Cookies enable us to provide the best experience possible and help us understand how visitors use our website. By browsing Infosecurity Magazine, you agree to our use of cookies.

Okay, I understand Learn more

Square’s mobile payments for Starbucks goes live today

Those who have downloaded Square’s Wallet app for iOS or Android will, from today, be able to pay for coffee via their smartphone in 7000 Starbucks stores
Those who have downloaded Square’s Wallet app for iOS or Android will, from today, be able to pay for coffee via their smartphone in 7000 Starbucks stores

Yesterday, however, Pat Carroll, CEO of ValidSoft, warned the Cartes 2012 conference (Paris) that, “The rush to grab a share of the [mobile wallet] market has led to compromised security, highlighting the need for the industry to find a robust security solution.” It should be, he said, a test of endurance rather than a sprint. “The goal should always be to make enrollment, activations and transactions safe, but at the same time not to compromise the customer experience with overly complicated secured procedures. There is a delicate balance to be met if the mobile wallet is to be a secured as well as a commercial success.”

He was not specifically talking about Square – but it is certainly worth considering the security implications. “Square Wallet,” Geoff Casely, MD EMEA of mobile security firm NQ Mobile, told Infosecurity, “uses an app/credit card reader dongle. It uses PIN sign-ins – which could be compromised by shoulder-surfing, or a brute-force or dictionary attack. And what happens if a mobile device or tablet is stolen, and the app and dongle misused?”

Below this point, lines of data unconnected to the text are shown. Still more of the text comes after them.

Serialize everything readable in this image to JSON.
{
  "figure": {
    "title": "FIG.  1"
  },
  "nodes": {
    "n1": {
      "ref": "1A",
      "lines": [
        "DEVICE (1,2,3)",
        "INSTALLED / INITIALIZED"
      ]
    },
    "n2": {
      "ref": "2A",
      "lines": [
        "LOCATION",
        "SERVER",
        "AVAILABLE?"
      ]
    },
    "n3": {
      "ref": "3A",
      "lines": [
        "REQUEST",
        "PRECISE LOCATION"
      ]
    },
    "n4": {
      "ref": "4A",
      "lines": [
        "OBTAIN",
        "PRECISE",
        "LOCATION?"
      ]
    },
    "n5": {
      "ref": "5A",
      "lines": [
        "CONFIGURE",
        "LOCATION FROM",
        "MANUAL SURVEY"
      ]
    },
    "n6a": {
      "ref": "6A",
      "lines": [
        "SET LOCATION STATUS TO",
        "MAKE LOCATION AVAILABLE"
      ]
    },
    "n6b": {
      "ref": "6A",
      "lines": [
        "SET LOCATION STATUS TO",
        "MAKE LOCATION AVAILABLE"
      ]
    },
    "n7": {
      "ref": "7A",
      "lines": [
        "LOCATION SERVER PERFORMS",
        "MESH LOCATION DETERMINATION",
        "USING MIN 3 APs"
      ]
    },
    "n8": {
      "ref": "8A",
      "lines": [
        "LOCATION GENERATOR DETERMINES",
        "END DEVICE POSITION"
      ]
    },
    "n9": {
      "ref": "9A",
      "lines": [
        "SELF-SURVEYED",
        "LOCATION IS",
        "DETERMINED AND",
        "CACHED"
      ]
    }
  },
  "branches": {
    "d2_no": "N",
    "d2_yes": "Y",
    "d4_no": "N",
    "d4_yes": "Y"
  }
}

He is concerned that the card reader dongle doesn’t currently encrypt the card information when transferring it to the Square app on the device. “It isn’t clear,” he adds, “whether encryption will be deployed with the Starbucks launch.”

Casely notes that the Square mobile payment system was hacked back in February 2012, when researchers claimed that you could transfer funds between two Square accounts without the dongle. Now his concern is for the future. “Cyber criminals could well look to create a fake Square app – obtaining a credit card dongle for mobile is easy on dark web forums,” he warned. “This could be used to collect card data from the reader (no transaction is processed) to create cloned cards. The CVV number (the security code) isn’t collected if swiped – which is applicable to all card processing terminals.”

These are theoretical problems. But with McKinsey’s Global Mobile Payments Consumer Survey (June 2012) predicting that by 2013, almost 50% of us will use mobile payments at least once per week, it is worth pausing to consider the issues.

What’s Hot on Infosecurity Magazine?